# DATASET RECORDS:
_ _ _ _

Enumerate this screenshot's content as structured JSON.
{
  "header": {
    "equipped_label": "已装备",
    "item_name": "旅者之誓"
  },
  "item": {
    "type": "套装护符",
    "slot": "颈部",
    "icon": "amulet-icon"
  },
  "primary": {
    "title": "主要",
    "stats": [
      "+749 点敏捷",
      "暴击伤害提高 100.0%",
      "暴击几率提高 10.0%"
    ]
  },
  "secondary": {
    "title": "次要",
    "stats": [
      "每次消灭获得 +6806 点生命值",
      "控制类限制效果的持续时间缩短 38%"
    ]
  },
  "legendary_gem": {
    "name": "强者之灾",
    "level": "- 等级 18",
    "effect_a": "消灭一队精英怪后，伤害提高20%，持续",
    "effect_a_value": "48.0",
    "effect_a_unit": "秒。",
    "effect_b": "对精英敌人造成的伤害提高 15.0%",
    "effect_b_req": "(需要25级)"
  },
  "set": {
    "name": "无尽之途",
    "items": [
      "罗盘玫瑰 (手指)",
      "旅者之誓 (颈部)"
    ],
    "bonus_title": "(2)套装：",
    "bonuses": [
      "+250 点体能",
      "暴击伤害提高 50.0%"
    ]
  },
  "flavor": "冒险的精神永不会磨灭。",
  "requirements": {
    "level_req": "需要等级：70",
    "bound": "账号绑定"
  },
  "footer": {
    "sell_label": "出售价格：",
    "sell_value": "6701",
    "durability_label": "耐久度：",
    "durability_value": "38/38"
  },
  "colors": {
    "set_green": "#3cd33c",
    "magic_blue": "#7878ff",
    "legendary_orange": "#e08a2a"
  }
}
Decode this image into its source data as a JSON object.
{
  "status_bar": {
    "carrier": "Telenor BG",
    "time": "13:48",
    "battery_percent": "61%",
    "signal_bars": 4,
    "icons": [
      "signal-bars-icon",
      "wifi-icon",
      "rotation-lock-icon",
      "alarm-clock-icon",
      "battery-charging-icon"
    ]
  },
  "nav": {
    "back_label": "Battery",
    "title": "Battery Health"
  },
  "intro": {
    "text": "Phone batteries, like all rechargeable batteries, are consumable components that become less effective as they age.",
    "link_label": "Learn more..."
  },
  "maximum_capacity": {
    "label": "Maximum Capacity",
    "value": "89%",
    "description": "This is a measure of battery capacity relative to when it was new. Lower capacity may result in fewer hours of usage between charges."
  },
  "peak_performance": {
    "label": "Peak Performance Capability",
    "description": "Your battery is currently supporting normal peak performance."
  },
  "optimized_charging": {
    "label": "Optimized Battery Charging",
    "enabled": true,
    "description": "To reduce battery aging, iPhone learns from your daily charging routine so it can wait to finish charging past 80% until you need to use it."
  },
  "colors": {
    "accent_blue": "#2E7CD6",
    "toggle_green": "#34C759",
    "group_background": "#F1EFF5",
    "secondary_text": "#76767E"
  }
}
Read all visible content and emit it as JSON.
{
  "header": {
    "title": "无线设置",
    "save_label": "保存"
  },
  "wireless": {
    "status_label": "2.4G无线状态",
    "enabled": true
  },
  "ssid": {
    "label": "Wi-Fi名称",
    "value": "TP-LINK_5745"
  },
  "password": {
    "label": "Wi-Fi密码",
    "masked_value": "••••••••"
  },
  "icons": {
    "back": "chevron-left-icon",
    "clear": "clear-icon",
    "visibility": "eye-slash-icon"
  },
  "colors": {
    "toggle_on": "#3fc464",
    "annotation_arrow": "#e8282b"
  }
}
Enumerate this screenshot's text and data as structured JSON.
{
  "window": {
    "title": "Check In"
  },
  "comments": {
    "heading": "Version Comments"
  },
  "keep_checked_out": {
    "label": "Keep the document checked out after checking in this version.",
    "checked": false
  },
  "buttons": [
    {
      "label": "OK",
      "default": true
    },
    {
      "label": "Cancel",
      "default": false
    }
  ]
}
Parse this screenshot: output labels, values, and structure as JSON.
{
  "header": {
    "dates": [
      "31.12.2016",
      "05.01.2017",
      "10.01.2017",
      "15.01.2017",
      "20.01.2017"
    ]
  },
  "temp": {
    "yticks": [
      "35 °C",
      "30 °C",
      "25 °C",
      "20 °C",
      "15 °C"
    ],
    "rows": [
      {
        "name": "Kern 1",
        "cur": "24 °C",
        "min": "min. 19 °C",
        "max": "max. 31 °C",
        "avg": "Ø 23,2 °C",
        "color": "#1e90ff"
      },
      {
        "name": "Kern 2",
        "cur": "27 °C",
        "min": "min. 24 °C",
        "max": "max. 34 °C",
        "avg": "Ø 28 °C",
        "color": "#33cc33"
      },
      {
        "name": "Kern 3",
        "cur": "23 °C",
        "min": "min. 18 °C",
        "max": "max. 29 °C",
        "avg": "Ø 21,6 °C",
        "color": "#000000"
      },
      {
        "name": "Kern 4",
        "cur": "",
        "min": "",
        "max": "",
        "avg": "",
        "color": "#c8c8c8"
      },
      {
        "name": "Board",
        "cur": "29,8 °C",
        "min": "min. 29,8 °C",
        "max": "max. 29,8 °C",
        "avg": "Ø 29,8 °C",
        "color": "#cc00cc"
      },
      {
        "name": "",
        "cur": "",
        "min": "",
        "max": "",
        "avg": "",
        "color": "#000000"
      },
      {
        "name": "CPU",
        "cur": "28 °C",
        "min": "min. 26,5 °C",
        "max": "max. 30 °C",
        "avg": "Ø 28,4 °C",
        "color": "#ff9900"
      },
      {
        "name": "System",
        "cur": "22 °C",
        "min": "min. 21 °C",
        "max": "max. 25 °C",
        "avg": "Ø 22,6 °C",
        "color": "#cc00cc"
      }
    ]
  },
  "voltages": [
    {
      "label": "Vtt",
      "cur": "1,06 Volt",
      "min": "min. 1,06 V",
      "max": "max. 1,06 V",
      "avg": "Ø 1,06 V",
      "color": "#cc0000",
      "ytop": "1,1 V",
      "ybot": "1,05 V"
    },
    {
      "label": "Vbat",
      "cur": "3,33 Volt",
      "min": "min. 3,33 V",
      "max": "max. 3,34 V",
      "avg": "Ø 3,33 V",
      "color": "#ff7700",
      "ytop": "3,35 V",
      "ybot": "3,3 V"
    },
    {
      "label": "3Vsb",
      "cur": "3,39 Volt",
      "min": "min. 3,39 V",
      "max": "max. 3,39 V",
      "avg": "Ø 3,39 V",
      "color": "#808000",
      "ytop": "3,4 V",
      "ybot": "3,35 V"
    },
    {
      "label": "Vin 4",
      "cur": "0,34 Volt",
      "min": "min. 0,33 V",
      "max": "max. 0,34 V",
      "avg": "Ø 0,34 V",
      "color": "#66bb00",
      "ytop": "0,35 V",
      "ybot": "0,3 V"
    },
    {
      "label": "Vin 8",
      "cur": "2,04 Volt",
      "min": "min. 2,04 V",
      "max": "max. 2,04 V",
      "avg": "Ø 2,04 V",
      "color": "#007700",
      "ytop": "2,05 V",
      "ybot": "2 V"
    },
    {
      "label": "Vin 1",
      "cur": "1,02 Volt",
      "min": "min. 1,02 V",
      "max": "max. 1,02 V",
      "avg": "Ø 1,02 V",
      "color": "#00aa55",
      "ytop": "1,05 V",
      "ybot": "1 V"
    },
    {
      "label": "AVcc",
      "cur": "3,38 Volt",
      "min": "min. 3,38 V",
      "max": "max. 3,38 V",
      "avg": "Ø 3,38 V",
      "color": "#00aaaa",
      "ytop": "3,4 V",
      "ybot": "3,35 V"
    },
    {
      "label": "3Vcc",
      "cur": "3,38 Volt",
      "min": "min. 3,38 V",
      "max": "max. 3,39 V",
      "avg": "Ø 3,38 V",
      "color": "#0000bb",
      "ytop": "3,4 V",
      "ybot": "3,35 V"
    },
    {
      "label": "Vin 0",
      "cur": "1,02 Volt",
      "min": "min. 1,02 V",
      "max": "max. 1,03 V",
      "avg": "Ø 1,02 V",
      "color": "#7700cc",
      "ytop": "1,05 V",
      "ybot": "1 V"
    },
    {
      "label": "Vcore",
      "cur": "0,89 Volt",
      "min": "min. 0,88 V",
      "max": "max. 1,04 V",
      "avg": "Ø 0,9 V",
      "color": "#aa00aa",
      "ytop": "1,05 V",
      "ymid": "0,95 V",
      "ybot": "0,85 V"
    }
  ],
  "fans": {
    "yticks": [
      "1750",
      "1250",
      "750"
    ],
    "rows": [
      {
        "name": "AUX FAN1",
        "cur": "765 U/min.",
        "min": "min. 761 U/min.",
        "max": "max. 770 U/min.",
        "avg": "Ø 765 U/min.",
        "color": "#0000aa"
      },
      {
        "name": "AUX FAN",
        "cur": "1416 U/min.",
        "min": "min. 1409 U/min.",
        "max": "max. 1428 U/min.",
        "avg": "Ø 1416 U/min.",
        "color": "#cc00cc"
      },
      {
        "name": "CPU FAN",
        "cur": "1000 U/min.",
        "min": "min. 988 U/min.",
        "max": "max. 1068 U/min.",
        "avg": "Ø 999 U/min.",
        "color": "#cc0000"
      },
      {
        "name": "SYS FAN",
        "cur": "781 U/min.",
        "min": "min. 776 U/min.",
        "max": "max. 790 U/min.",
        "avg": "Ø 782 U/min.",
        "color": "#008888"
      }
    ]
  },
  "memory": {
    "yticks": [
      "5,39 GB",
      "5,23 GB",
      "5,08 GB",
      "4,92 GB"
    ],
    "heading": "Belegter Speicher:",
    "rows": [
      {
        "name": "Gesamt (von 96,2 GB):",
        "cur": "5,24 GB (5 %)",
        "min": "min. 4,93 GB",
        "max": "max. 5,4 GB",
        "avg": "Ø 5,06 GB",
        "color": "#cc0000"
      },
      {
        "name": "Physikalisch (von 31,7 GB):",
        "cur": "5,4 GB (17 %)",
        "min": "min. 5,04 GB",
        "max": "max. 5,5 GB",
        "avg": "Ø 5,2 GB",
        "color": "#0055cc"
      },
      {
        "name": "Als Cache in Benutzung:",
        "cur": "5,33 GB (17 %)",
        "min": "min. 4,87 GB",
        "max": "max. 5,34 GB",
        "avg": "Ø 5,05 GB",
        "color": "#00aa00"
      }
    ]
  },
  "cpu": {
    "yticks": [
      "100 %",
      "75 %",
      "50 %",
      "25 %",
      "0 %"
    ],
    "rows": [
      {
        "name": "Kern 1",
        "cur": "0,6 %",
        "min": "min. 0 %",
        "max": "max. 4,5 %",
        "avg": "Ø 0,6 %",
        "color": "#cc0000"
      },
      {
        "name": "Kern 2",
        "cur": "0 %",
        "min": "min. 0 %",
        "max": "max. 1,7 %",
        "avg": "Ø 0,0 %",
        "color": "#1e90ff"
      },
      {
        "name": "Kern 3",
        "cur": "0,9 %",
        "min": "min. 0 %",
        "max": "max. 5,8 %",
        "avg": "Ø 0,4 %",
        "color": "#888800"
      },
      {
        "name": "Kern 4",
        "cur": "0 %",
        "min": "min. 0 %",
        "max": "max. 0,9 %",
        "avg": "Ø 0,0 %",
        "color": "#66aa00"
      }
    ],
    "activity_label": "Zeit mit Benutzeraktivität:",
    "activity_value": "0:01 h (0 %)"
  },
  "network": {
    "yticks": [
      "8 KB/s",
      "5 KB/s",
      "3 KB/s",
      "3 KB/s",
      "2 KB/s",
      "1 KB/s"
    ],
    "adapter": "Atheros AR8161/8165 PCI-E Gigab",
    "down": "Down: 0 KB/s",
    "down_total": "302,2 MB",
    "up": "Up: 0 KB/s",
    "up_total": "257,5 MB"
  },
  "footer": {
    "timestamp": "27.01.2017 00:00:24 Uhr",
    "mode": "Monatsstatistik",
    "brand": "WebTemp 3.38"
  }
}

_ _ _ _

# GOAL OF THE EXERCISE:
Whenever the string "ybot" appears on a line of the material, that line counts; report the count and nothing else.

# EXERCISE RESPONSE:
10